In any event, Knapp was certainly qualified to pen such a book. A lifelong racing sailor, he twice was the world champion of the prestigious Star class. In 1928, as a member of the Princeton sailing team, he was victorious in the school’s first intercollegiate regatta, vanquishing both Yale and Harvard in the process. A decade later, he won the America’s Cup as crew and sail trimmer aboard the J boat Ranger, skippered by the legendary Harold “Mike” Vanderbilt, who later wrote the introduction to Race Your Boat Right.
Knapp’s book, which is astonishing in its attention to detail, is definitely the work of an entirely different era. There are long discussions about the merits and maintenance of cotton sails; confusion over the preference by sailmakers of Dacron over Orlon in the brilliant new “synthetic” sails; and wonder at the lack of indispensable “masthead flies,” a rarity then but now better known as the Windex found on practically every sailboat.
In about equal amounts of jaw-dropping bewilderment and humbling awe, Knapp’s observations are downright stunning. For example, his discussion of the red spinnakers employed on Carleton Mitchell’s Finisterre is amazing: The color supposedly picked up heat from the sun that developed an upward thermal draft that enabled the sail to lift higher and stay fuller for a longer amount of time (huh?).
But his local-knowledge description of sniffing out the wind on Long Island Sound is awesome: “When the haze back in the hills of Long Island gets heavier, making the treetops in the background appear a lighter shade of green, you can almost bet your bottom dollar that a new breeze — a sea breeze — is trying to break through from the ocean.

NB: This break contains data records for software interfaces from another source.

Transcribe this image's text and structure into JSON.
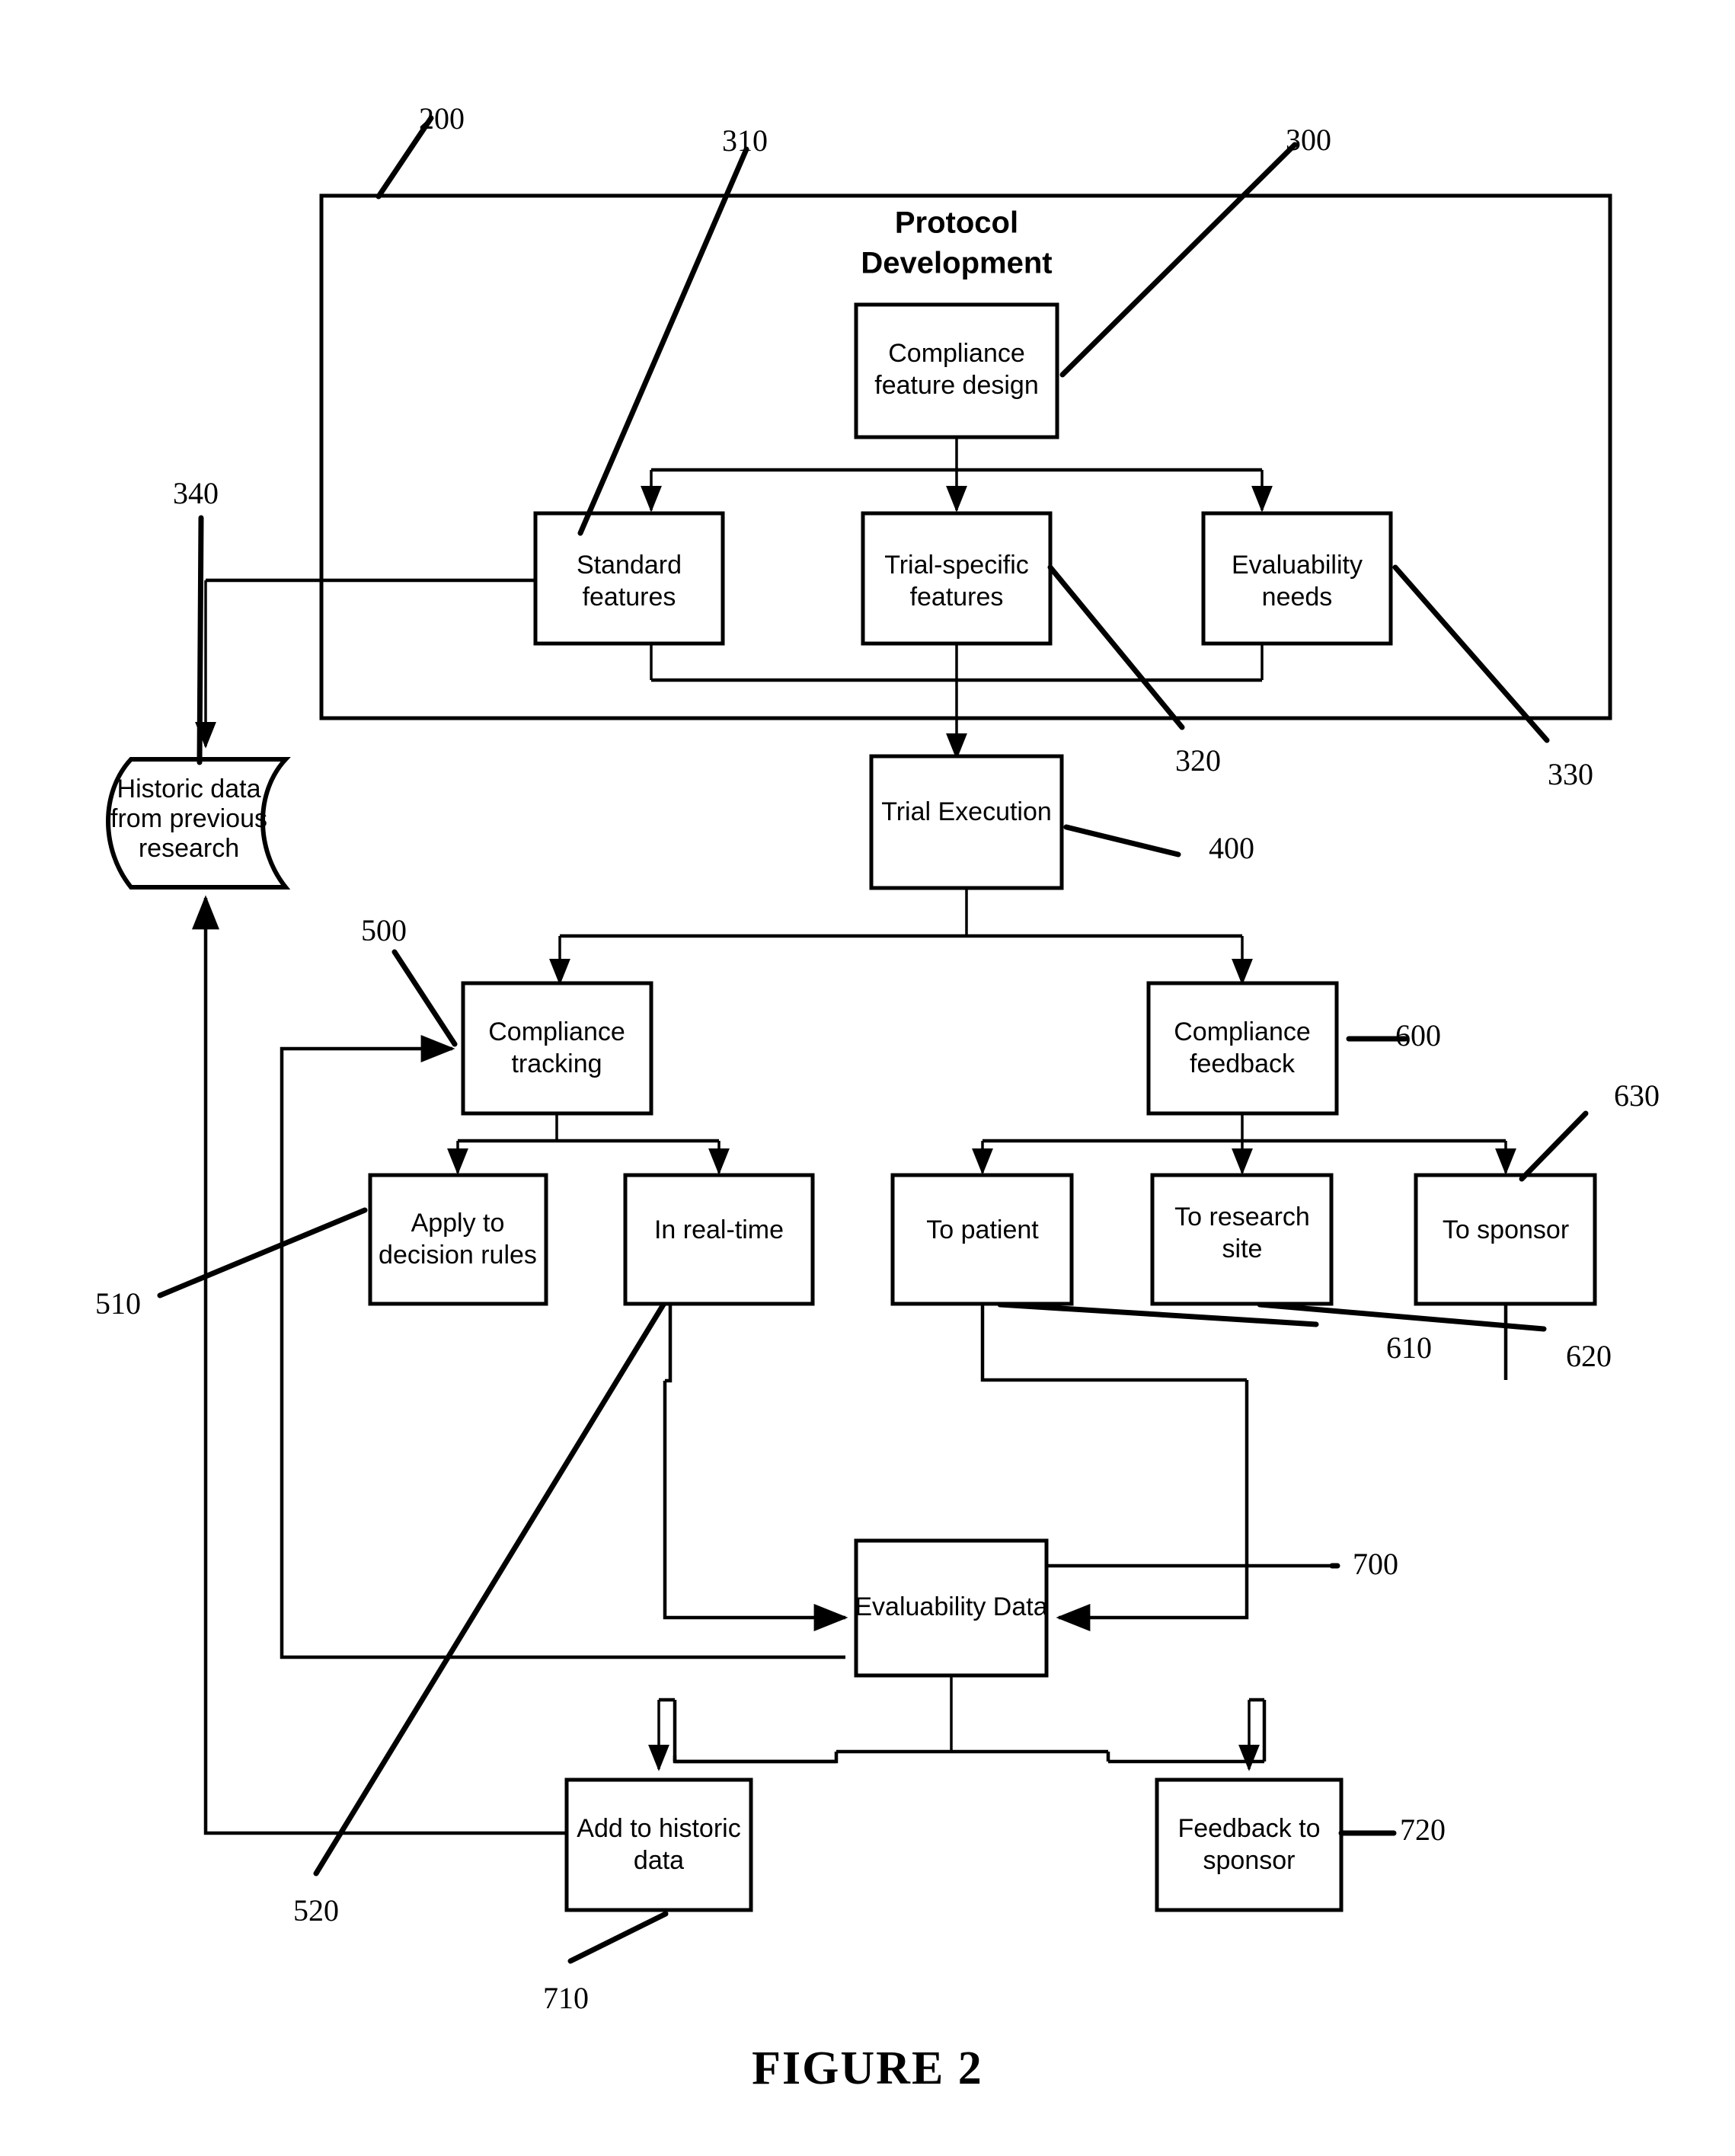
{
  "figure": {
    "caption": "FIGURE 2"
  },
  "container": {
    "title_line1": "Protocol",
    "title_line2": "Development",
    "ref": "200"
  },
  "nodes": {
    "compliance_feature_design": {
      "line1": "Compliance",
      "line2": "feature design",
      "ref": "300"
    },
    "standard_features": {
      "line1": "Standard",
      "line2": "features",
      "ref": "310"
    },
    "trial_specific_features": {
      "line1": "Trial-specific",
      "line2": "features",
      "ref": "320"
    },
    "evaluability_needs": {
      "line1": "Evaluability",
      "line2": "needs",
      "ref": "330"
    },
    "historic_data": {
      "line1": "Historic data",
      "line2": "from previous",
      "line3": "research",
      "ref": "340"
    },
    "trial_execution": {
      "line1": "Trial Execution",
      "ref": "400"
    },
    "compliance_tracking": {
      "line1": "Compliance",
      "line2": "tracking",
      "ref": "500"
    },
    "apply_decision_rules": {
      "line1": "Apply to",
      "line2": "decision rules",
      "ref": "510"
    },
    "in_real_time": {
      "line1": "In real-time",
      "ref": "520"
    },
    "compliance_feedback": {
      "line1": "Compliance",
      "line2": "feedback",
      "ref": "600"
    },
    "to_patient": {
      "line1": "To patient",
      "ref": "610"
    },
    "to_research_site": {
      "line1": "To research",
      "line2": "site",
      "ref": "620"
    },
    "to_sponsor": {
      "line1": "To sponsor",
      "ref": "630"
    },
    "evaluability_data": {
      "line1": "Evaluability Data",
      "ref": "700"
    },
    "add_to_historic_data": {
      "line1": "Add to historic",
      "line2": "data",
      "ref": "710"
    },
    "feedback_to_sponsor": {
      "line1": "Feedback to",
      "line2": "sponsor",
      "ref": "720"
    }
  },
  "chart_data": {
    "type": "diagram",
    "title": "FIGURE 2",
    "diagram_kind": "patent-flowchart",
    "nodes": [
      {
        "id": "200",
        "label": "Protocol Development",
        "shape": "container"
      },
      {
        "id": "300",
        "label": "Compliance feature design",
        "shape": "rect"
      },
      {
        "id": "310",
        "label": "Standard features",
        "shape": "rect"
      },
      {
        "id": "320",
        "label": "Trial-specific features",
        "shape": "rect"
      },
      {
        "id": "330",
        "label": "Evaluability needs",
        "shape": "rect"
      },
      {
        "id": "340",
        "label": "Historic data from previous research",
        "shape": "database"
      },
      {
        "id": "400",
        "label": "Trial Execution",
        "shape": "rect"
      },
      {
        "id": "500",
        "label": "Compliance tracking",
        "shape": "rect"
      },
      {
        "id": "510",
        "label": "Apply to decision rules",
        "shape": "rect"
      },
      {
        "id": "520",
        "label": "In real-time",
        "shape": "rect"
      },
      {
        "id": "600",
        "label": "Compliance feedback",
        "shape": "rect"
      },
      {
        "id": "610",
        "label": "To patient",
        "shape": "rect"
      },
      {
        "id": "620",
        "label": "To research site",
        "shape": "rect"
      },
      {
        "id": "630",
        "label": "To sponsor",
        "shape": "rect"
      },
      {
        "id": "700",
        "label": "Evaluability Data",
        "shape": "rect"
      },
      {
        "id": "710",
        "label": "Add to historic data",
        "shape": "rect"
      },
      {
        "id": "720",
        "label": "Feedback to sponsor",
        "shape": "rect"
      }
    ],
    "edges": [
      {
        "from": "300",
        "to": "310"
      },
      {
        "from": "300",
        "to": "320"
      },
      {
        "from": "300",
        "to": "330"
      },
      {
        "from": "340",
        "to": "310"
      },
      {
        "from": "310",
        "to": "400"
      },
      {
        "from": "320",
        "to": "400"
      },
      {
        "from": "330",
        "to": "400"
      },
      {
        "from": "400",
        "to": "500"
      },
      {
        "from": "400",
        "to": "600"
      },
      {
        "from": "500",
        "to": "510"
      },
      {
        "from": "500",
        "to": "520"
      },
      {
        "from": "600",
        "to": "610"
      },
      {
        "from": "600",
        "to": "620"
      },
      {
        "from": "600",
        "to": "630"
      },
      {
        "from": "520",
        "to": "700"
      },
      {
        "from": "610",
        "to": "700"
      },
      {
        "from": "630",
        "to": "700"
      },
      {
        "from": "700",
        "to": "710"
      },
      {
        "from": "700",
        "to": "720"
      },
      {
        "from": "710",
        "to": "340"
      },
      {
        "from": "700",
        "to": "500"
      }
    ]
  }
}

The same thing follows when the tall buildings in New York, the Chrysler, Empire State and others, fade from sight. If these buildings have been clearly visible during the early afternoon and then suddenly fade out, your sou’wester is on its way and will hit in eventually.”
All that said, at least by the standards of contemporary mores, Knapp’s take on all sorts of matters can be the source of either unintentional comedy or cringe-worthy embarrassment. For example, in his discussion of deck layouts, Knapp notes, “Winches like wenches come in all shapes and sizes.”
And here’s one that slipped past the surgeon general: “Make sure you and/or your crew are abundantly supplied with smokes of one sort or another. While I intend to endorse no special brand of cigarette, I do heartily endorse the use of smokes of one kind or another as a means of determining the wind on a flat day. Time and again we have literally smoked our way past other boats, puffing and checking the wind for the least little cat’s paw. The masthead fly and telltales are wonderful when there is a breeze, but when it’s flat, Lady Nicotine will be more helpful.”
Cough. Gasp. OK.
Then there’s this beauty, about recruiting a favorite Italian sailor as a ringer on a raceboat: “You’d better pick the Guinea or that boat will never go!”
Knapp concludes his text by reminding us never to stop sailing your hardest until the very last moment when you cross the finish line: “Church ain’t out till the singin’.”
That’s probably a metaphor for life as well. All these years later, Arthur Knapp still hums a zany tune.